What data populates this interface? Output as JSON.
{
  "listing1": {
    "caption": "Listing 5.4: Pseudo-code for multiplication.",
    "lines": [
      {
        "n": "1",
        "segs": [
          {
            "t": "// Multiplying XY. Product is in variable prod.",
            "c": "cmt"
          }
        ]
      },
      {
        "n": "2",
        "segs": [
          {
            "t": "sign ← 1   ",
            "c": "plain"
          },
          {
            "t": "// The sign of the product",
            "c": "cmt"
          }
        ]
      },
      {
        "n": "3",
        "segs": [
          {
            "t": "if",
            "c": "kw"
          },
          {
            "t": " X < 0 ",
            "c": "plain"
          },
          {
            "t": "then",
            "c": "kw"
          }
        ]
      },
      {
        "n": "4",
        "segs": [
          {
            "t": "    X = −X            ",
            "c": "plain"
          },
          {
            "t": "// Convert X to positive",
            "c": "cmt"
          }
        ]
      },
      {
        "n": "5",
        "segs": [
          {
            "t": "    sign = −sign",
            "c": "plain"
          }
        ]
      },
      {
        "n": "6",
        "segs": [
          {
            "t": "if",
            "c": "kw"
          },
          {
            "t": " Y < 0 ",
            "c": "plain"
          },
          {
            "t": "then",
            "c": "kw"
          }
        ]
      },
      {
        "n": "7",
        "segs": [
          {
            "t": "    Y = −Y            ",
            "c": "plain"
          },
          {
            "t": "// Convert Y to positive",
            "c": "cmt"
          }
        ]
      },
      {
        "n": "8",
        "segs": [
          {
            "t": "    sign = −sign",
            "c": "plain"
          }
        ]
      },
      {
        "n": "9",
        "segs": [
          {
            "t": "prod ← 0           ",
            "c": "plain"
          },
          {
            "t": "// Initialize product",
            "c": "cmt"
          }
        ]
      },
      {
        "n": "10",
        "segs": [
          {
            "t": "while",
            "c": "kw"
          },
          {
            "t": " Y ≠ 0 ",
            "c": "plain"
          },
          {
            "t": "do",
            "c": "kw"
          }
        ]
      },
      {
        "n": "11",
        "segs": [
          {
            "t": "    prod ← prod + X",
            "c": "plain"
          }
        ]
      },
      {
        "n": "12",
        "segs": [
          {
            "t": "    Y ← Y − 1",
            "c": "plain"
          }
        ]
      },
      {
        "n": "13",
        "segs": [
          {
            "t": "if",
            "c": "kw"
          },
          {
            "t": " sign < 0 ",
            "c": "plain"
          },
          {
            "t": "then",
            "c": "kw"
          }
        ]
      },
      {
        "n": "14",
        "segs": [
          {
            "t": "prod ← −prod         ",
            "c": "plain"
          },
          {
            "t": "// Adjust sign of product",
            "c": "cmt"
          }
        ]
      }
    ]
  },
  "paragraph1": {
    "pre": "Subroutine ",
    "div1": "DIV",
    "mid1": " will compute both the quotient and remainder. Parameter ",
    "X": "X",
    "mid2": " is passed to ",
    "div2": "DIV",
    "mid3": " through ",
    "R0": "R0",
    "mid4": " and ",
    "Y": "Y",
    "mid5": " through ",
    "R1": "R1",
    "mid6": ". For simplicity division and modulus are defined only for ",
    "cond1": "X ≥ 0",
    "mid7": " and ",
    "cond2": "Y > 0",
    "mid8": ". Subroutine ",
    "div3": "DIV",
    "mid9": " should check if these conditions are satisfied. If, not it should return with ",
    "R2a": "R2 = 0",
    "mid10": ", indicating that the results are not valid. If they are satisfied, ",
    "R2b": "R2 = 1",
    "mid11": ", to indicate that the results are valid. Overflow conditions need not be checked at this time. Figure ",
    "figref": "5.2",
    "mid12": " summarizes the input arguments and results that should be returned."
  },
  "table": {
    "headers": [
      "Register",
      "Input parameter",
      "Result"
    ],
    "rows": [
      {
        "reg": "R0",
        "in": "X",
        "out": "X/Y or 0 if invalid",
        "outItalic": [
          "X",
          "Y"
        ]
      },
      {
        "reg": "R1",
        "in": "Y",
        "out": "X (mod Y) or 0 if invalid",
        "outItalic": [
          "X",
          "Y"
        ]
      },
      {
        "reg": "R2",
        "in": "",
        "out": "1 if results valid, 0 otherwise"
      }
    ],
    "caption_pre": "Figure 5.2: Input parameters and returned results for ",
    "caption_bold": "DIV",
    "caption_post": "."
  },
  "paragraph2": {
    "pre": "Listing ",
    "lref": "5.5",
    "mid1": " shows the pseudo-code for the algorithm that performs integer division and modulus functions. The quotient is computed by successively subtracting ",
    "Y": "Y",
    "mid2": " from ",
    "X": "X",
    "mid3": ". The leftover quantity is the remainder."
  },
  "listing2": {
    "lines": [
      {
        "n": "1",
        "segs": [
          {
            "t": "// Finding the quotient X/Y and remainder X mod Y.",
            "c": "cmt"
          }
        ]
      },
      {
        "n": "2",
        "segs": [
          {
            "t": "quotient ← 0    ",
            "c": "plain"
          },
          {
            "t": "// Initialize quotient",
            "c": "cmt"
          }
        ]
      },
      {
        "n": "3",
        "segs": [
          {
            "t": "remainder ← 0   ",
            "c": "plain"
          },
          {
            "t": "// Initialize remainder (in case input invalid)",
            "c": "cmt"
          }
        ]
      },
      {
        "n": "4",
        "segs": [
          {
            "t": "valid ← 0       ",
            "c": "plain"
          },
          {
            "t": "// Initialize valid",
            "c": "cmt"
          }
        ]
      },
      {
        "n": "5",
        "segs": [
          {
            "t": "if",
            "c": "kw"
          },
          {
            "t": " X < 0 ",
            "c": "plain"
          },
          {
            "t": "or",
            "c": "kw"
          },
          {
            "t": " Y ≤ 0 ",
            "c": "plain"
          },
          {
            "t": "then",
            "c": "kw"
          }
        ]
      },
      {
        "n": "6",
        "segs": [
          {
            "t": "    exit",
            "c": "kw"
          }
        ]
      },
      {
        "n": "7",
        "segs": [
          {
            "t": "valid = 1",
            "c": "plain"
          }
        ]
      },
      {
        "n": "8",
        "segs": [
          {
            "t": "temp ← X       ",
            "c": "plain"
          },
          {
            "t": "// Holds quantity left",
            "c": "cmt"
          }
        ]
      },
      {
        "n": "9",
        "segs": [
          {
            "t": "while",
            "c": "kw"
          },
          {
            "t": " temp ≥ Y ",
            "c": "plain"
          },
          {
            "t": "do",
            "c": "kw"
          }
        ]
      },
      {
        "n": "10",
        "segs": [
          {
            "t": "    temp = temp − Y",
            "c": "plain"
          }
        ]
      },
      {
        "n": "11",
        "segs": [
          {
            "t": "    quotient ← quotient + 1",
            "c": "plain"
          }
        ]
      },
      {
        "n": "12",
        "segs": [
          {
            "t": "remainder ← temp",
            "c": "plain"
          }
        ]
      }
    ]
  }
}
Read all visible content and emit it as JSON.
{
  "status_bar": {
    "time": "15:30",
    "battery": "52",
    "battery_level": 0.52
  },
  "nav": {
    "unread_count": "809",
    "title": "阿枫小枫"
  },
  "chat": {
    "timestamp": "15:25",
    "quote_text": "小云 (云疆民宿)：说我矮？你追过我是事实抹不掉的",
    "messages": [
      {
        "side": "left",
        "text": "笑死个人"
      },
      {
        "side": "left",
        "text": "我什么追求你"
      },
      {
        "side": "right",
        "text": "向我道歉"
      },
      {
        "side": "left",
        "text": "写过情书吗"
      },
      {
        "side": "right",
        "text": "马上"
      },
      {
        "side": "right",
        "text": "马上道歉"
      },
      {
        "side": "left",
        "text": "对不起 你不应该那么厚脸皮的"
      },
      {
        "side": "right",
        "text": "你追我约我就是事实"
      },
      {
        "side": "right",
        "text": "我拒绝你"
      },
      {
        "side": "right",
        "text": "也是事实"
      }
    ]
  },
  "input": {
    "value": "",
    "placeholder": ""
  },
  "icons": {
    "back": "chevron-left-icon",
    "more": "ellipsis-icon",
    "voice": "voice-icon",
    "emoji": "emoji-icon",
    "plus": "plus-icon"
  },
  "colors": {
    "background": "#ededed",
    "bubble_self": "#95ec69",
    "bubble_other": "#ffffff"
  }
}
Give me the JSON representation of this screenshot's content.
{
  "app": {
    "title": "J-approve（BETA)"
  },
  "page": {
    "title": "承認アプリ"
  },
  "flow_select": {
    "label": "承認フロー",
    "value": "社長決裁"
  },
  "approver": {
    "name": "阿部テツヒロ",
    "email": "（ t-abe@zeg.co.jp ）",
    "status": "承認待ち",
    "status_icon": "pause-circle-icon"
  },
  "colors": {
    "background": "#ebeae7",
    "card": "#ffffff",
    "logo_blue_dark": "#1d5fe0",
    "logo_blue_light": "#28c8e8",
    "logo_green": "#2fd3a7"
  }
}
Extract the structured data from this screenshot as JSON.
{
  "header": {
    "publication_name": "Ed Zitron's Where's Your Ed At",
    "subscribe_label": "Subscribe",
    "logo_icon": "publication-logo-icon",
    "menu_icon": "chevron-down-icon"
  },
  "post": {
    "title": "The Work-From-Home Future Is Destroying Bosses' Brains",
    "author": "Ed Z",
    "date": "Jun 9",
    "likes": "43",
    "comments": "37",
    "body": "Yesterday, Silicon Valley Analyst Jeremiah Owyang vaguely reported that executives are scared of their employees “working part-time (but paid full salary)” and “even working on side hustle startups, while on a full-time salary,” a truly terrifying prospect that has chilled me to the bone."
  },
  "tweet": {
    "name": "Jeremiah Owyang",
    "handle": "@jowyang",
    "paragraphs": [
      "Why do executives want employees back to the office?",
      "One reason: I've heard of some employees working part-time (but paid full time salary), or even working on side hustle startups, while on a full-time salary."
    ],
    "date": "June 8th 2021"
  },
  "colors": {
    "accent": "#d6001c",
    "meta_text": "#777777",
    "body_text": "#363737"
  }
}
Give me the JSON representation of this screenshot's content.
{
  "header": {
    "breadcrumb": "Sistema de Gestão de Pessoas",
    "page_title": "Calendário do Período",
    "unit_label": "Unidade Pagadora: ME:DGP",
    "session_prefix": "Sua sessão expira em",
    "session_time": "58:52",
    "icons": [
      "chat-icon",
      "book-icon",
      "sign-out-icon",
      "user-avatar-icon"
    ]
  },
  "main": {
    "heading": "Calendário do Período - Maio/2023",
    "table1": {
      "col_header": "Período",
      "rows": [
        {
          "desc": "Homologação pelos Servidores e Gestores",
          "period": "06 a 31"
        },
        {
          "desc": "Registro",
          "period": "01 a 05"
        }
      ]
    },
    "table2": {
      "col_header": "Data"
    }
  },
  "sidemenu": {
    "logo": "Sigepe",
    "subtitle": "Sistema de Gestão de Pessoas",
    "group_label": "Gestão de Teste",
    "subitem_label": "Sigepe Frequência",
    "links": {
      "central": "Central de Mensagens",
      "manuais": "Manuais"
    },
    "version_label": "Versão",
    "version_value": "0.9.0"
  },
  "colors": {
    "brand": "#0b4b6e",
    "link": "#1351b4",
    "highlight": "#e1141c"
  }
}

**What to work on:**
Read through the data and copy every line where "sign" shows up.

**Result of the exercise:**
            "t": "sign ← 1   ",
            "t": "// The sign of the product",
            "t": "    sign = −sign",
            "t": "    sign = −sign",
            "t": " sign < 0 ",
            "t": "// Adjust sign of product",
      "sign-out-icon",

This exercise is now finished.